After being postponed from a September release, the “Beyond Light” expansion to “Destiny 2” was launched on Nov. 10. The 2017 game has seen many updates, but this one brought it over to the new Xbox Series X/S and PlayStation 5 and added a slew of new content.
It’s been advertised by developer Bungie as “the beginning of a new era” and a great starting point for newcomers and players returning after a hiatus. I disagree with that notion.
After sinking a few hours into the revamped game, it quickly became clear the missions introduced in “Beyond Light” represent all the worst aspects of “Destiny” – the gameplay is smooth but not very innovative; the story is meandering and dull; and Bungie brought back characters from the original 2014 title so unmemorable, I didn’t initially realize who they were.
I hit a wall just two hours in – playing the campaign missions in order, I soon confronted the Fallen lieutenant Phylaks in an open playing field with almost nowhere to take cover. She was able to kill me in two hits, whereas even my super abilities did miniscule damage.
After fruitlessly attempting the battle 20 times, I cut my losses and began replaying older content to increase my power level. Grinding the same content over and over to attain greater power is the intended way to play “Destiny 2.”
This style of video game is not uncommon, but it’s difficult not to feel disappointed given the development team once promised the franchise would set itself apart from other massively multiplayer online games by allowing gamers to be casual weekend players instead of catering to addicts a la “World of Warcraft” and “Eve Online.”
Initially, that promise was met. I had a lot of fun with “Destiny 2” when it was released traveling the solar system to eradicate hostile aliens and androids in a trio with my best friend and wife. It was challenging at points, but with some trial and error we made it through – just like any good video game.
We certainly didn’t chase after some arbitrary power level to unlock the next mission, which is what the “Beyond Light” expansion requires.

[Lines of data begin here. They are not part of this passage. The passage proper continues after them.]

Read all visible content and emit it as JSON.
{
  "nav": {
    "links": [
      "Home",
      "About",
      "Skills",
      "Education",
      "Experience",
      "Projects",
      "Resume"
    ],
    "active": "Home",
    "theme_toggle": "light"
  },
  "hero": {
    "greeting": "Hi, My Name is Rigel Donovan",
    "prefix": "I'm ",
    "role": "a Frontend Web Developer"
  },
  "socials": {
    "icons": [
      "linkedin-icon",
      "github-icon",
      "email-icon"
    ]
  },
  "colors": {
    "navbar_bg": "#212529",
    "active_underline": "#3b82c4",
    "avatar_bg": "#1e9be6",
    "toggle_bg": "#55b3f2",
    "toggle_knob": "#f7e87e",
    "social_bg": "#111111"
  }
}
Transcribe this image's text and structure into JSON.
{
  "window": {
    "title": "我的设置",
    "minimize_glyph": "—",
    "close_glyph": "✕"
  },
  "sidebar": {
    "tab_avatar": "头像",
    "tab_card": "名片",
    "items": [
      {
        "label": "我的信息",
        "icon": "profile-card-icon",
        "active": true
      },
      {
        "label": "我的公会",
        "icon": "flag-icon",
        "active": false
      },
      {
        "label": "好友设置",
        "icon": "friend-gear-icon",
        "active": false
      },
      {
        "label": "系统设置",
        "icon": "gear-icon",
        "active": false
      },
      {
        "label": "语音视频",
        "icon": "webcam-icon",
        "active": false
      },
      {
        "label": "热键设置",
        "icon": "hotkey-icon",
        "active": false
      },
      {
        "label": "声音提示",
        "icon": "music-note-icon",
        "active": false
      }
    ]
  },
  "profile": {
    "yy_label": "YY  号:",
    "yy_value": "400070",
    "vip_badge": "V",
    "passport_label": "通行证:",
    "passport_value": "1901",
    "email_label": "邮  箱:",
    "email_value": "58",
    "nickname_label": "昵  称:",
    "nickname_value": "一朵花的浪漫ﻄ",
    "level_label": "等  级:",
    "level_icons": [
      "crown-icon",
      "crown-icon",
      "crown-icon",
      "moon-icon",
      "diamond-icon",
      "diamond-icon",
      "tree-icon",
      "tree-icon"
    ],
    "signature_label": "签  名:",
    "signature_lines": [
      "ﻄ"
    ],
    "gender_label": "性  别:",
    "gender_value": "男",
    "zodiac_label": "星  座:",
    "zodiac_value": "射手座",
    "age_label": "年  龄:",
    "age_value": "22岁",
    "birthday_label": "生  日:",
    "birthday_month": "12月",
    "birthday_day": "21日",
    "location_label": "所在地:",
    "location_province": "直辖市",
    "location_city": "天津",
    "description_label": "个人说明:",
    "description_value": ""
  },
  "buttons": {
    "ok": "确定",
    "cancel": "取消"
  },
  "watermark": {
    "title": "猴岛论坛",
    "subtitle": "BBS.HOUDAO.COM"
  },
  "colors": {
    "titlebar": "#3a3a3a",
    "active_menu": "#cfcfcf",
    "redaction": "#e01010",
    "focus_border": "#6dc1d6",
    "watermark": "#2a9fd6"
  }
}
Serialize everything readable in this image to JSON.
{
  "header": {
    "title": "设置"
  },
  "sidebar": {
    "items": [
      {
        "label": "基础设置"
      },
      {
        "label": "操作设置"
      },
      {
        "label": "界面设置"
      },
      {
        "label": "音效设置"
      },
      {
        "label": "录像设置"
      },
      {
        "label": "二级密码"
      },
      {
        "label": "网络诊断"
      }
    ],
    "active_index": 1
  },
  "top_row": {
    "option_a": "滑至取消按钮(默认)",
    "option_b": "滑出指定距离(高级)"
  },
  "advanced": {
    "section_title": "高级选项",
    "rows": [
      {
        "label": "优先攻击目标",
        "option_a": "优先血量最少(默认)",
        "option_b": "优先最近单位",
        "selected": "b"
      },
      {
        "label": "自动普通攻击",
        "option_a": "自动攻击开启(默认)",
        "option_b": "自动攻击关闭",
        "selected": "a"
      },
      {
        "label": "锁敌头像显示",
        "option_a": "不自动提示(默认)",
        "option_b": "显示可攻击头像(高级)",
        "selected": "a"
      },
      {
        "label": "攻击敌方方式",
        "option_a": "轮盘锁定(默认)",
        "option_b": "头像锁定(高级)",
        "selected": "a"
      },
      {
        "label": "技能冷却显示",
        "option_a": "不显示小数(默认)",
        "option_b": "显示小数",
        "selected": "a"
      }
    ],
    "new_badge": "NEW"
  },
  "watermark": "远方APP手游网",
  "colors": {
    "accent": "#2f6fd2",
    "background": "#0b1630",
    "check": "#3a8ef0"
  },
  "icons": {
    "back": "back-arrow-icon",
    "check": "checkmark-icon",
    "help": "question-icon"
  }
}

The gunplay of “Destiny” is smooth and satisfying, the art direction is gorgeous, and it’s fun to play with friends – despite all that, for myself and many other gamers, the franchise has a fundamental flaw.
It’s purposefully designed to be replayed endlessly, but doing so quickly makes the game feel dull and lifeless. “Beyond Light” has made the issue worse – now it’s apparently impossible to even play the new story once through without grinding missions.
It’s difficult to feel connected to any sense of story progression when you’re encouraged to play random strike missions out of order so that your weapons afflict enemies with more than glorified papercuts.
I understand “Destiny” was never intended to be an arcade shooter, nor present a linear experience like the “Halo” series Bungie is renowned for – but